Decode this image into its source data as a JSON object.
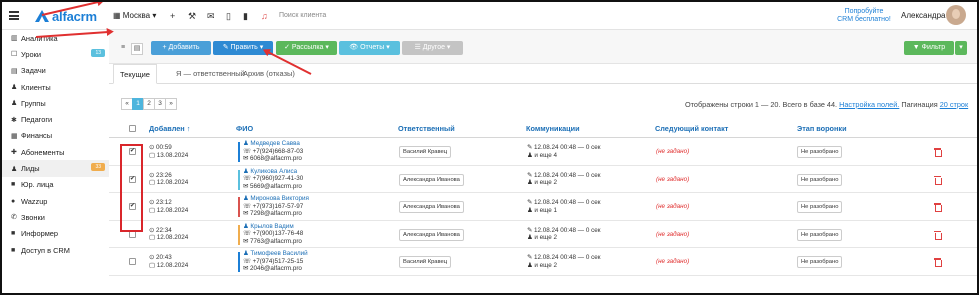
{
  "header": {
    "logo": "alfacrm",
    "branch": "Москва",
    "search_placeholder": "Поиск клиента",
    "trial_line1": "Попробуйте",
    "trial_line2": "CRM бесплатно!",
    "user": "Александра"
  },
  "sidebar": {
    "items": [
      {
        "icon": "chart-icon",
        "glyph": "▥",
        "label": "Аналитика"
      },
      {
        "icon": "lessons-icon",
        "glyph": "☐",
        "label": "Уроки",
        "badge": "13",
        "badge_color": "#5bc0de"
      },
      {
        "icon": "tasks-icon",
        "glyph": "▤",
        "label": "Задачи"
      },
      {
        "icon": "clients-icon",
        "glyph": "♟",
        "label": "Клиенты"
      },
      {
        "icon": "groups-icon",
        "glyph": "♟",
        "label": "Группы"
      },
      {
        "icon": "teachers-icon",
        "glyph": "✱",
        "label": "Педагоги"
      },
      {
        "icon": "finance-icon",
        "glyph": "▦",
        "label": "Финансы"
      },
      {
        "icon": "subscriptions-icon",
        "glyph": "✚",
        "label": "Абонементы"
      },
      {
        "icon": "leads-icon",
        "glyph": "♟",
        "label": "Лиды",
        "badge": "33",
        "badge_color": "#f0ad4e"
      },
      {
        "icon": "legal-icon",
        "glyph": "■",
        "label": "Юр. лица"
      },
      {
        "icon": "wazzup-icon",
        "glyph": "●",
        "label": "Wazzup"
      },
      {
        "icon": "calls-icon",
        "glyph": "✆",
        "label": "Звонки"
      },
      {
        "icon": "informer-icon",
        "glyph": "■",
        "label": "Информер"
      },
      {
        "icon": "crm-access-icon",
        "glyph": "■",
        "label": "Доступ в CRM"
      }
    ]
  },
  "toolbar": {
    "add": "+ Добавить",
    "edit": "✎ Править ▾",
    "mailing": "✓ Рассылка ▾",
    "reports": "👁 Отчеты ▾",
    "other": "☰ Другое ▾",
    "filter": "▼ Фильтр"
  },
  "tabs": [
    "Текущие",
    "Я — ответственный",
    "Архив (отказы)"
  ],
  "pager": {
    "prev": "«",
    "pages": [
      "1",
      "2",
      "3"
    ],
    "next": "»"
  },
  "info": {
    "shown": "Отображены строки 1 — 20. Всего в базе 44.",
    "settings": "Настройка полей.",
    "pagination_label": "Пагинация",
    "pagination_value": "20 строк"
  },
  "columns": {
    "added": "Добавлен ↑",
    "fio": "ФИО",
    "responsible": "Ответственный",
    "communications": "Коммуникации",
    "next_contact": "Следующий контакт",
    "stage": "Этап воронки"
  },
  "colors": {
    "accent": "#1c7fd6",
    "green": "#5cb85c",
    "teal": "#5bc0de",
    "grey": "#bbbbbb",
    "red": "#d9262b"
  },
  "rows": [
    {
      "checked": true,
      "time": "⊙ 00:59",
      "date": "▢ 13.08.2024",
      "name": "♟ Медведев Савва",
      "phone": "☏ +7(924)668-87-03",
      "email": "✉ 6068@alfacrm.pro",
      "bar": "#1c7fd6",
      "responsible": "Василий Кравец",
      "comm1": "✎ 12.08.24 00:48 — 0 сек",
      "comm2": "♟ и еще 4",
      "next": "(не задано)",
      "stage": "Не разобрано"
    },
    {
      "checked": true,
      "time": "⊙ 23:26",
      "date": "▢ 12.08.2024",
      "name": "♟ Куликова Алиса",
      "phone": "☏ +7(960)927-41-30",
      "email": "✉ 5669@alfacrm.pro",
      "bar": "#5bc0de",
      "responsible": "Александра Иванова",
      "comm1": "✎ 12.08.24 00:48 — 0 сек",
      "comm2": "♟ и еще 2",
      "next": "(не задано)",
      "stage": "Не разобрано"
    },
    {
      "checked": true,
      "time": "⊙ 23:12",
      "date": "▢ 12.08.2024",
      "name": "♟ Миронова Виктория",
      "phone": "☏ +7(973)167-57-97",
      "email": "✉ 7298@alfacrm.pro",
      "bar": "#d9534f",
      "responsible": "Александра Иванова",
      "comm1": "✎ 12.08.24 00:48 — 0 сек",
      "comm2": "♟ и еще 1",
      "next": "(не задано)",
      "stage": "Не разобрано"
    },
    {
      "checked": false,
      "time": "⊙ 22:34",
      "date": "▢ 12.08.2024",
      "name": "♟ Крылов Вадим",
      "phone": "☏ +7(900)137-76-48",
      "email": "✉ 7763@alfacrm.pro",
      "bar": "#f0ad4e",
      "responsible": "Александра Иванова",
      "comm1": "✎ 12.08.24 00:48 — 0 сек",
      "comm2": "♟ и еще 2",
      "next": "(не задано)",
      "stage": "Не разобрано"
    },
    {
      "checked": false,
      "time": "⊙ 20:43",
      "date": "▢ 12.08.2024",
      "name": "♟ Тимофеев Василий",
      "phone": "☏ +7(974)517-25-15",
      "email": "✉ 2046@alfacrm.pro",
      "bar": "#1c7fd6",
      "responsible": "Василий Кравец",
      "comm1": "✎ 12.08.24 00:48 — 0 сек",
      "comm2": "♟ и еще 2",
      "next": "(не задано)",
      "stage": "Не разобрано"
    }
  ]
}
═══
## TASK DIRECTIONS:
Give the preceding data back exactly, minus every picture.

## ANSWER TO THIS EXERCISE:
Decode this image into its source data as a JSON object.
{
  "header": {
    "logo": "alfacrm",
    "branch": "Москва",
    "search_placeholder": "Поиск клиента",
    "trial_line1": "Попробуйте",
    "trial_line2": "CRM бесплатно!",
    "user": "Александра"
  },
  "sidebar": {
    "items": [
      {
        "icon": "chart-icon",
        "glyph": "▥",
        "label": "Аналитика"
      },
      {
        "icon": "lessons-icon",
        "glyph": "☐",
        "label": "Уроки",
        "badge": "13",
        "badge_color": "#5bc0de"
      },
      {
        "icon": "tasks-icon",
        "glyph": "▤",
        "label": "Задачи"
      },
      {
        "icon": "clients-icon",
        "glyph": "♟",
        "label": "Клиенты"
      },
      {
        "icon": "groups-icon",
        "glyph": "♟",
        "label": "Группы"
      },
      {
        "icon": "teachers-icon",
        "glyph": "✱",
        "label": "Педагоги"
      },
      {
        "icon": "finance-icon",
        "glyph": "▦",
        "label": "Финансы"
      },
      {
        "icon": "subscriptions-icon",
        "glyph": "✚",
        "label": "Абонементы"
      },
      {
        "icon": "leads-icon",
        "glyph": "♟",
        "label": "Лиды",
        "badge": "33",
        "badge_color": "#f0ad4e"
      },
      {
        "icon": "legal-icon",
        "glyph": "■",
        "label": "Юр. лица"
      },
      {
        "icon": "wazzup-icon",
        "glyph": "●",
        "label": "Wazzup"
      },
      {
        "icon": "calls-icon",
        "glyph": "✆",
        "label": "Звонки"
      },
      {
        "icon": "informer-icon",
        "glyph": "■",
        "label": "Информер"
      },
      {
        "icon": "crm-access-icon",
        "glyph": "■",
        "label": "Доступ в CRM"
      }
    ]
  },
  "toolbar": {
    "add": "+ Добавить",
    "edit": "✎ Править ▾",
    "mailing": "✓ Рассылка ▾",
    "reports": "👁 Отчеты ▾",
    "other": "☰ Другое ▾",
    "filter": "▼ Фильтр"
  },
  "tabs": [
    "Текущие",
    "Я — ответственный",
    "Архив (отказы)"
  ],
  "pager": {
    "prev": "«",
    "pages": [
      "1",
      "2",
      "3"
    ],
    "next": "»"
  },
  "info": {
    "shown": "Отображены строки 1 — 20. Всего в базе 44.",
    "settings": "Настройка полей.",
    "pagination_label": "Пагинация",
    "pagination_value": "20 строк"
  },
  "columns": {
    "added": "Добавлен ↑",
    "fio": "ФИО",
    "responsible": "Ответственный",
    "communications": "Коммуникации",
    "next_contact": "Следующий контакт",
    "stage": "Этап воронки"
  },
  "colors": {
    "accent": "#1c7fd6",
    "green": "#5cb85c",
    "teal": "#5bc0de",
    "grey": "#bbbbbb",
    "red": "#d9262b"
  },
  "rows": [
    {
      "checked": true,
      "time": "⊙ 00:59",
      "date": "▢ 13.08.2024",
      "name": "♟ Медведев Савва",
      "phone": "☏ +7(924)668-87-03",
      "email": "✉ 6068@alfacrm.pro",
      "bar": "#1c7fd6",
      "responsible": "Василий Кравец",
      "comm1": "✎ 12.08.24 00:48 — 0 сек",
      "comm2": "♟ и еще 4",
      "next": "(не задано)",
      "stage": "Не разобрано"
    },
    {
      "checked": true,
      "time": "⊙ 23:26",
      "date": "▢ 12.08.2024",
      "name": "♟ Куликова Алиса",
      "phone": "☏ +7(960)927-41-30",
      "email": "✉ 5669@alfacrm.pro",
      "bar": "#5bc0de",
      "responsible": "Александра Иванова",
      "comm1": "✎ 12.08.24 00:48 — 0 сек",
      "comm2": "♟ и еще 2",
      "next": "(не задано)",
      "stage": "Не разобрано"
    },
    {
      "checked": true,
      "time": "⊙ 23:12",
      "date": "▢ 12.08.2024",
      "name": "♟ Миронова Виктория",
      "phone": "☏ +7(973)167-57-97",
      "email": "✉ 7298@alfacrm.pro",
      "bar": "#d9534f",
      "responsible": "Александра Иванова",
      "comm1": "✎ 12.08.24 00:48 — 0 сек",
      "comm2": "♟ и еще 1",
      "next": "(не задано)",
      "stage": "Не разобрано"
    },
    {
      "checked": false,
      "time": "⊙ 22:34",
      "date": "▢ 12.08.2024",
      "name": "♟ Крылов Вадим",
      "phone": "☏ +7(900)137-76-48",
      "email": "✉ 7763@alfacrm.pro",
      "bar": "#f0ad4e",
      "responsible": "Александра Иванова",
      "comm1": "✎ 12.08.24 00:48 — 0 сек",
      "comm2": "♟ и еще 2",
      "next": "(не задано)",
      "stage": "Не разобрано"
    },
    {
      "checked": false,
      "time": "⊙ 20:43",
      "date": "▢ 12.08.2024",
      "name": "♟ Тимофеев Василий",
      "phone": "☏ +7(974)517-25-15",
      "email": "✉ 2046@alfacrm.pro",
      "bar": "#1c7fd6",
      "responsible": "Василий Кравец",
      "comm1": "✎ 12.08.24 00:48 — 0 сек",
      "comm2": "♟ и еще 2",
      "next": "(не задано)",
      "stage": "Не разобрано"
    }
  ]
}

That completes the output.